    In a 15-page resolution penned by Presiding Justice Amparo M. Cabotaje-Tang, the Third Division said it will be an overreach for the court to grant bail when there is no basis in law to do so.

    “Any ruling by the Court providing for the release of an accused on bail or recognizance should comply with the provisions of the Constitution. To do otherwise would be tantamount to the Court acting in excess of its jurisdiction,” the Sandiganbayan said.

    Associate Justices Ronald B. Moreno, Ma. Theresa Dolores C. Gomez-Estoesta, Bernelito R. Fernandez, and Geraldine Faith A. Econg concurred.

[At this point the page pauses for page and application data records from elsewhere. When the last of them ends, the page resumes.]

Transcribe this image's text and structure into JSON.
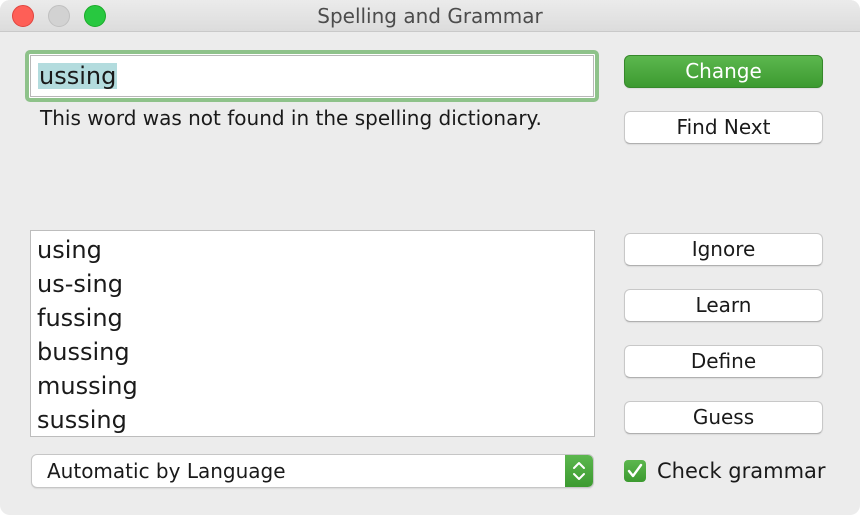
{
  "window": {
    "title": "Spelling and Grammar"
  },
  "misspelled": {
    "word": "ussing",
    "message": "This word was not found in the spelling dictionary."
  },
  "buttons": {
    "change": "Change",
    "find_next": "Find Next",
    "ignore": "Ignore",
    "learn": "Learn",
    "define": "Define",
    "guess": "Guess"
  },
  "suggestions": [
    "using",
    "us-sing",
    "fussing",
    "bussing",
    "mussing",
    "sussing"
  ],
  "language_select": {
    "selected": "Automatic by Language"
  },
  "check_grammar": {
    "label": "Check grammar",
    "checked": true
  },
  "colors": {
    "accent_green": "#4caf42",
    "focus_ring": "#8ec28a",
    "selection": "#b3dcde"
  }
}
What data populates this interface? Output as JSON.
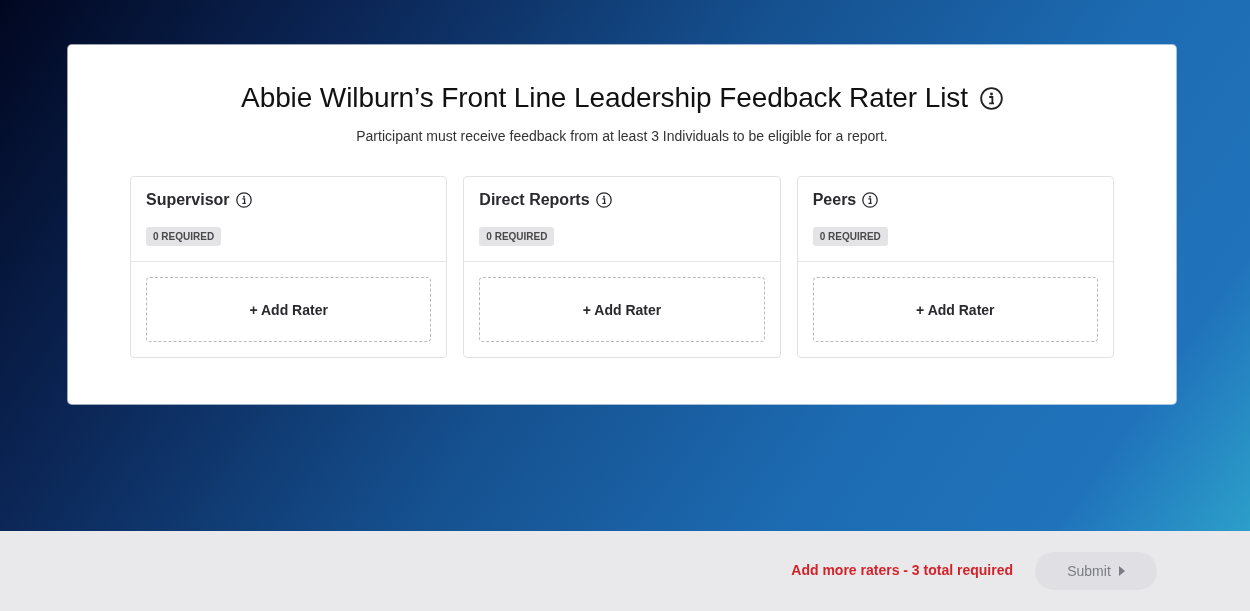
{
  "page": {
    "title": "Abbie Wilburn’s Front Line Leadership Feedback Rater List",
    "subtitle": "Participant must receive feedback from at least 3 Individuals to be eligible for a report."
  },
  "rater_groups": [
    {
      "name": "Supervisor",
      "requirement": "0 REQUIRED",
      "add_label": "+ Add Rater"
    },
    {
      "name": "Direct Reports",
      "requirement": "0 REQUIRED",
      "add_label": "+ Add Rater"
    },
    {
      "name": "Peers",
      "requirement": "0 REQUIRED",
      "add_label": "+ Add Rater"
    }
  ],
  "footer": {
    "warning": "Add more raters - 3 total required",
    "submit": {
      "label": "Submit",
      "disabled": true
    }
  }
}
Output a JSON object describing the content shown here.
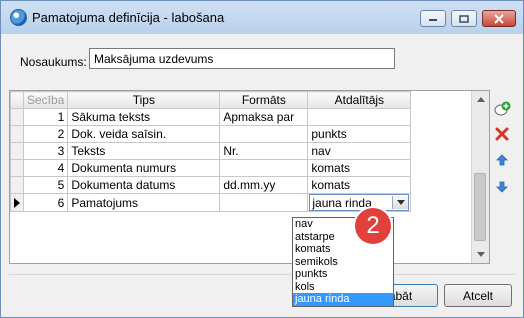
{
  "window": {
    "title": "Pamatojuma definīcija - labošana"
  },
  "form": {
    "name_label": "Nosaukums:",
    "name_value": "Maksājuma uzdevums"
  },
  "grid": {
    "headers": {
      "seq": "Secība",
      "tips": "Tips",
      "format": "Formāts",
      "separator": "Atdalītājs"
    },
    "rows": [
      {
        "seq": "1",
        "tips": "Sākuma teksts",
        "format": "Apmaksa par",
        "separator": ""
      },
      {
        "seq": "2",
        "tips": "Dok. veida saīsin.",
        "format": "",
        "separator": "punkts"
      },
      {
        "seq": "3",
        "tips": "Teksts",
        "format": "Nr.",
        "separator": "nav"
      },
      {
        "seq": "4",
        "tips": "Dokumenta numurs",
        "format": "",
        "separator": "komats"
      },
      {
        "seq": "5",
        "tips": "Dokumenta datums",
        "format": "dd.mm.yy",
        "separator": "komats"
      },
      {
        "seq": "6",
        "tips": "Pamatojums",
        "format": "",
        "separator": "jauna rinda"
      }
    ]
  },
  "dropdown": {
    "options": [
      "nav",
      "atstarpe",
      "komats",
      "semikols",
      "punkts",
      "kols",
      "jauna rinda"
    ],
    "selected": "jauna rinda"
  },
  "buttons": {
    "save": "Saglabāt",
    "save_visible": "abāt",
    "cancel": "Atcelt"
  },
  "badge": {
    "number": "2"
  },
  "icons": {
    "add": "add-row-icon",
    "delete": "delete-row-icon",
    "up": "move-up-icon",
    "down": "move-down-icon"
  }
}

    Reyes, a staff member of former senator Juan Ponce Enrile, is accused of assisting the latter to amass P172.83 million in kickbacks and commissions by funneling his Priority Development Assistance Fund (PDAF) or pork barrel allocations into bogus foundations and non-government organizations created by businesswoman Janet Lim Napoles.

    Napoles and her employee John Raymund de Asis are also charged as co-defendants in the plunder case.

    This is the fourth time the anti-graft court has denied bail to Reyes.

    She has previously invoked weakness of the prosecution’s evidence which was denied on June 28, 2018 and again on appeal on December 7, 2018.

    On May 27, 2020, Reyes filed another request for bail, invoking humanitarian grounds and the COVID-19 pandemic. She claimed she is worried about her health while detained at Camp Bagong Diwa in Taguig City.

    This was also thrown out by the court in its resolution dated September 29, 2020.

    In her appeal, Reyes clarified that she is no longer challenging the strength of the government’s evidence against her but is pleading for “sympathy, compassion, and charity.”
    The court, however, stood pat that the plea is not backed by any law.